Material for this task:

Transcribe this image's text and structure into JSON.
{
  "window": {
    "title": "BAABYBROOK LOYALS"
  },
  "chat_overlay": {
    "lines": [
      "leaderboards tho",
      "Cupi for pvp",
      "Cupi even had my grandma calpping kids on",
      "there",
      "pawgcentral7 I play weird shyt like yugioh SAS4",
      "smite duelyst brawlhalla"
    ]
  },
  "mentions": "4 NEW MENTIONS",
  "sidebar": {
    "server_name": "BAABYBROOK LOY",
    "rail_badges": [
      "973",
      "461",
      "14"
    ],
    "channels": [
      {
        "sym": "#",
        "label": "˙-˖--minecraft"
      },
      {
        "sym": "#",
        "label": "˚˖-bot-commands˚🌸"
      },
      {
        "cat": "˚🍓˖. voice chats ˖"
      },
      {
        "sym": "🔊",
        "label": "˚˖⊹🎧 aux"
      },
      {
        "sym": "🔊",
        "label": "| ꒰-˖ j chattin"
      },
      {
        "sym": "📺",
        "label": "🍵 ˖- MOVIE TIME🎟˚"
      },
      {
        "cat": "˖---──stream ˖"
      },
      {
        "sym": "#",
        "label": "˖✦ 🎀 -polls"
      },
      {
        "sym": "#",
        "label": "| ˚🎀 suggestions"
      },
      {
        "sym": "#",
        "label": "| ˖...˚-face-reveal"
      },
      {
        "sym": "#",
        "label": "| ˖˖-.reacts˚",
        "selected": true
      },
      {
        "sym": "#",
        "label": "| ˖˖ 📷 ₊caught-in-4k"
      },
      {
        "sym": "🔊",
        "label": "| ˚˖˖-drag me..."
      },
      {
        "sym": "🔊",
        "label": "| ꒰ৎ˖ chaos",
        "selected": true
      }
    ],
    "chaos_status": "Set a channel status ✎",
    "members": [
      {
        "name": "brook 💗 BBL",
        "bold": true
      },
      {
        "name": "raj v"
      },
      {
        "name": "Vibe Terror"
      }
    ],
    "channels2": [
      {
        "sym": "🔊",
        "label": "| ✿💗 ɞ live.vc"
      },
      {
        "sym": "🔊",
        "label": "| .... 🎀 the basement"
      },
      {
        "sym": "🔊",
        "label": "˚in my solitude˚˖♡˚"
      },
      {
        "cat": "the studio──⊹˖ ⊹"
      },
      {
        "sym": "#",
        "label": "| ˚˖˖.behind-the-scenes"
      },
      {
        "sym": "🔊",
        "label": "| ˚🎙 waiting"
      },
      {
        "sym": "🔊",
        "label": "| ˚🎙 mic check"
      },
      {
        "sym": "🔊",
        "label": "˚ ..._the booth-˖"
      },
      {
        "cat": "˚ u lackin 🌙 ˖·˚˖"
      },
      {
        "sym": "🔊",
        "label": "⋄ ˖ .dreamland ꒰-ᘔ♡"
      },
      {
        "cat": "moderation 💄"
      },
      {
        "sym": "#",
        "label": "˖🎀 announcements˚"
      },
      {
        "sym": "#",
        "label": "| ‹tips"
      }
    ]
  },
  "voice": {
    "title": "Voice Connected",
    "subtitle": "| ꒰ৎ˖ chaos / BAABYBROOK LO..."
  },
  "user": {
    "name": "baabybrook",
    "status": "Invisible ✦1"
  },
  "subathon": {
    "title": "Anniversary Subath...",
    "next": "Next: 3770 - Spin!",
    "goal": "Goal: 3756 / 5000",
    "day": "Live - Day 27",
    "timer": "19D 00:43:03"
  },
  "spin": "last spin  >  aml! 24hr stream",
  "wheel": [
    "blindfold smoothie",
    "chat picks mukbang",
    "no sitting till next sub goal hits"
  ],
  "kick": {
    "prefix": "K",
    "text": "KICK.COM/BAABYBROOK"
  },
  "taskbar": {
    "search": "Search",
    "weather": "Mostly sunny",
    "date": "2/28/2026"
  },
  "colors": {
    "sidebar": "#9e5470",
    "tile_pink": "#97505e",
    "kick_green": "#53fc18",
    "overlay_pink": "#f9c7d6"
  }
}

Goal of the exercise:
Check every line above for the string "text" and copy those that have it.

Answer for this exercise:
Transcribe this image's text and structure into JSON.
    "text": "KICK.COM/BAABYBROOK"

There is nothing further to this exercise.